= Assigned task =
Where the string "glyph" occurs in a line of the data below, that line should be copied.

= Data for the task =
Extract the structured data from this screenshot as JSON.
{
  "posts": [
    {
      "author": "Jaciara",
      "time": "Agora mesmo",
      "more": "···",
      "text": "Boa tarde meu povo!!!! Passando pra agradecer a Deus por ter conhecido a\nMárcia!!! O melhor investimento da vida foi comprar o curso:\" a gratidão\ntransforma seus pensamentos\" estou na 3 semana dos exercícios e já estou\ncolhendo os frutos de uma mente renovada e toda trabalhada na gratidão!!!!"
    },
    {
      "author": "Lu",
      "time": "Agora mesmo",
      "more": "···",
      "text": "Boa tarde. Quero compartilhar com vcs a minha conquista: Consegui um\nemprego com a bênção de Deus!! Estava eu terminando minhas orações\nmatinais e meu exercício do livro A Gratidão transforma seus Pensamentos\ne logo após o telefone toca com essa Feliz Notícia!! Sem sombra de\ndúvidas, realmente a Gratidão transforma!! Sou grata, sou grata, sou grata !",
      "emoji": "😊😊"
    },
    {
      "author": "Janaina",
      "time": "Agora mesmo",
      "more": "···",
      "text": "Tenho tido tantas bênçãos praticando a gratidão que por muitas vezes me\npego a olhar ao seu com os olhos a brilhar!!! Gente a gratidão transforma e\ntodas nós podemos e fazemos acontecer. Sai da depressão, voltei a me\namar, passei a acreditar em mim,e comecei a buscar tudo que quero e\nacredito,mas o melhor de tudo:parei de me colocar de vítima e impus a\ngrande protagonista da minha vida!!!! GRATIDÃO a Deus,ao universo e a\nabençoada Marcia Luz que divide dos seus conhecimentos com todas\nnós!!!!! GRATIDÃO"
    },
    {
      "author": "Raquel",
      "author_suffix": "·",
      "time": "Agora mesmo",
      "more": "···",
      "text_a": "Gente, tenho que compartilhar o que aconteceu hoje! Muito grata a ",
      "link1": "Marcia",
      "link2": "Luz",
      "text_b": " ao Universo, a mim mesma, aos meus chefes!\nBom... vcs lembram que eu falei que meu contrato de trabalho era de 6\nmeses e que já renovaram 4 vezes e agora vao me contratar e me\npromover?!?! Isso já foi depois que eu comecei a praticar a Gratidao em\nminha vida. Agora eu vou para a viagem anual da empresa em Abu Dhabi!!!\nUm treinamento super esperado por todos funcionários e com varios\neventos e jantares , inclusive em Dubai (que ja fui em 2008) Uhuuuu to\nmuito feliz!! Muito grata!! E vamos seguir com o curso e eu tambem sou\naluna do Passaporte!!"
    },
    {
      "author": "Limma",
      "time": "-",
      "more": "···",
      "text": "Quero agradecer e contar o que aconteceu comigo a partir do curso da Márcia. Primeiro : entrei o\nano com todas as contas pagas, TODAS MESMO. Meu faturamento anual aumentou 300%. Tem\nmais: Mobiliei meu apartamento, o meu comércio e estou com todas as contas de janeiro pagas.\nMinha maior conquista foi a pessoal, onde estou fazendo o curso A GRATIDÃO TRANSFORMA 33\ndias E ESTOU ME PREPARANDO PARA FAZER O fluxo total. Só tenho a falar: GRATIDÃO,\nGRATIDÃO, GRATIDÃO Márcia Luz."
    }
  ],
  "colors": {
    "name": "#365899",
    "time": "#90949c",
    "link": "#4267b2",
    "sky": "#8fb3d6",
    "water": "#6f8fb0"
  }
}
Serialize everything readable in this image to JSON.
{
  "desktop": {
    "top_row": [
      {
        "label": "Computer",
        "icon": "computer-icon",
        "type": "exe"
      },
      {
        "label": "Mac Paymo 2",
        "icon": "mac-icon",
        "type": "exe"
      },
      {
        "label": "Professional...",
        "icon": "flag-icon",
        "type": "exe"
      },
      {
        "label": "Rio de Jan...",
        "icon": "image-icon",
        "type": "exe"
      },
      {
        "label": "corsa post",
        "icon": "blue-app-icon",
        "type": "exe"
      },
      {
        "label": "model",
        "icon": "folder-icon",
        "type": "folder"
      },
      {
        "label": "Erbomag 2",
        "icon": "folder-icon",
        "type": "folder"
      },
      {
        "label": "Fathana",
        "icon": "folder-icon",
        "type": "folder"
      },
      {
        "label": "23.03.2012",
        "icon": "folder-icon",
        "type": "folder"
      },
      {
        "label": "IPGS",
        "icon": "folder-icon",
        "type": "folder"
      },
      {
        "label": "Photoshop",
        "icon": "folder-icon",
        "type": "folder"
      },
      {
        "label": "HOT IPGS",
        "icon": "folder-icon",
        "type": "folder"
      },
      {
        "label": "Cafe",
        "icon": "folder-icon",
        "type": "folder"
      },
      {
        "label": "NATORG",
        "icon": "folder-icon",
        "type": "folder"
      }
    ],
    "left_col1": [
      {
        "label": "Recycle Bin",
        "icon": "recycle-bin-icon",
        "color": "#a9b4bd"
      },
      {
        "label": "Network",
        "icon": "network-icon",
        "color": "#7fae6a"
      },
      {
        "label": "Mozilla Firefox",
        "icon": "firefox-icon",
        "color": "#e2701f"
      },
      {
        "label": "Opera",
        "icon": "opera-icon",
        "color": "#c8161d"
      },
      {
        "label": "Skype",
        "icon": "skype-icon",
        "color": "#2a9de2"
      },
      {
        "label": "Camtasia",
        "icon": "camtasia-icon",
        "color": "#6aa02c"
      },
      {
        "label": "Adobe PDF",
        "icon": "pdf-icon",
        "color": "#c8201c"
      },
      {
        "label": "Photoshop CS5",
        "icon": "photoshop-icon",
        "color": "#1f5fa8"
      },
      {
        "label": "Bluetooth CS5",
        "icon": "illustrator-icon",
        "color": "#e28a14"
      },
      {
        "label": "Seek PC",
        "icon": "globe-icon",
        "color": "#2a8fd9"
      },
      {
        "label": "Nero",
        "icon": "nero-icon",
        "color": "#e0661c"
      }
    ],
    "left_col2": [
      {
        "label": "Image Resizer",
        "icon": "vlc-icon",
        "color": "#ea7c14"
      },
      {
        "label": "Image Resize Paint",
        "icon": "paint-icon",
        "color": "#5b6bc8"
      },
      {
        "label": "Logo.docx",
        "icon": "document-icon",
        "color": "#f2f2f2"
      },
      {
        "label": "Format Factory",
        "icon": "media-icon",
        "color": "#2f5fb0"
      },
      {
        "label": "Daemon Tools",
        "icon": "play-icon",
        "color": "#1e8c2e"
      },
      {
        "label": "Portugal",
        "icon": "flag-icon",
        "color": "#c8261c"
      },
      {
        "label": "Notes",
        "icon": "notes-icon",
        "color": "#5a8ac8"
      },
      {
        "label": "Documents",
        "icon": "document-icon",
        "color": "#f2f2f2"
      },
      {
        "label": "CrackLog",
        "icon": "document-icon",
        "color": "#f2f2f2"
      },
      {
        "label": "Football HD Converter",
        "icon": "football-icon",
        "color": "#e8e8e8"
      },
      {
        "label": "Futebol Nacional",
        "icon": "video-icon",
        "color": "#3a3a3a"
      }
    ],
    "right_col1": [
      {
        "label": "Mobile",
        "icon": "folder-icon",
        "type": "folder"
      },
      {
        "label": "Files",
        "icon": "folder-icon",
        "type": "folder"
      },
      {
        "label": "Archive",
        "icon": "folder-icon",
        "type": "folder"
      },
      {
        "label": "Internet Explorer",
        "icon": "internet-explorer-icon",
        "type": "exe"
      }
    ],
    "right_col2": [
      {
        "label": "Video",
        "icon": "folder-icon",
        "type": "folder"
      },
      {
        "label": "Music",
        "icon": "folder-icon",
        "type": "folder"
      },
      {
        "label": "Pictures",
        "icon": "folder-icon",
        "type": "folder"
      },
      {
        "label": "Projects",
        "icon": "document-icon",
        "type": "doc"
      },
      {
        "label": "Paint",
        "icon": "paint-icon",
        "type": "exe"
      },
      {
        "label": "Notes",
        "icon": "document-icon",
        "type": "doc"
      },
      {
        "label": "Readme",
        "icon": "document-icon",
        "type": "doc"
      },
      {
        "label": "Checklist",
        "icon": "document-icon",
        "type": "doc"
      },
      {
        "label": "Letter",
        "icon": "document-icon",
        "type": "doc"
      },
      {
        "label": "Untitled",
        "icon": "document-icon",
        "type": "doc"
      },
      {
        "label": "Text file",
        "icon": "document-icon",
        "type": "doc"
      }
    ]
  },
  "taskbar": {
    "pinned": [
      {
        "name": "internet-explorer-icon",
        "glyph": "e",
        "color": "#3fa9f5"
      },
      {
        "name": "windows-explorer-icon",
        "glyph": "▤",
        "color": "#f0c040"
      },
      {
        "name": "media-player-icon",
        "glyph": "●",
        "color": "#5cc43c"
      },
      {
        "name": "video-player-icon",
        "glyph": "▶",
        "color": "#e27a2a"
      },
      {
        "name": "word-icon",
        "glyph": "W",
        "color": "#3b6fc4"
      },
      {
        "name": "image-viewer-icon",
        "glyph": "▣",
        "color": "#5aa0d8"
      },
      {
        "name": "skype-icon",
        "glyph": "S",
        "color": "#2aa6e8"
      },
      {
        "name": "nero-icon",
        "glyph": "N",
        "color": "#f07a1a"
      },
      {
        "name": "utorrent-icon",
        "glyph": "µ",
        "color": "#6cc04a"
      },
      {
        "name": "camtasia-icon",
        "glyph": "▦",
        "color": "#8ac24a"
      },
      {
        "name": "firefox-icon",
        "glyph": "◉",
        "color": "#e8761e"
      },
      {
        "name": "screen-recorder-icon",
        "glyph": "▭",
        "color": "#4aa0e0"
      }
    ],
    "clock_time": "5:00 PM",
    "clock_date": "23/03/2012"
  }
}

= Result of the task =
        "glyph": "e",
        "glyph": "▤",
        "glyph": "●",
        "glyph": "▶",
        "glyph": "W",
        "glyph": "▣",
        "glyph": "S",
        "glyph": "N",
        "glyph": "µ",
        "glyph": "▦",
        "glyph": "◉",
        "glyph": "▭",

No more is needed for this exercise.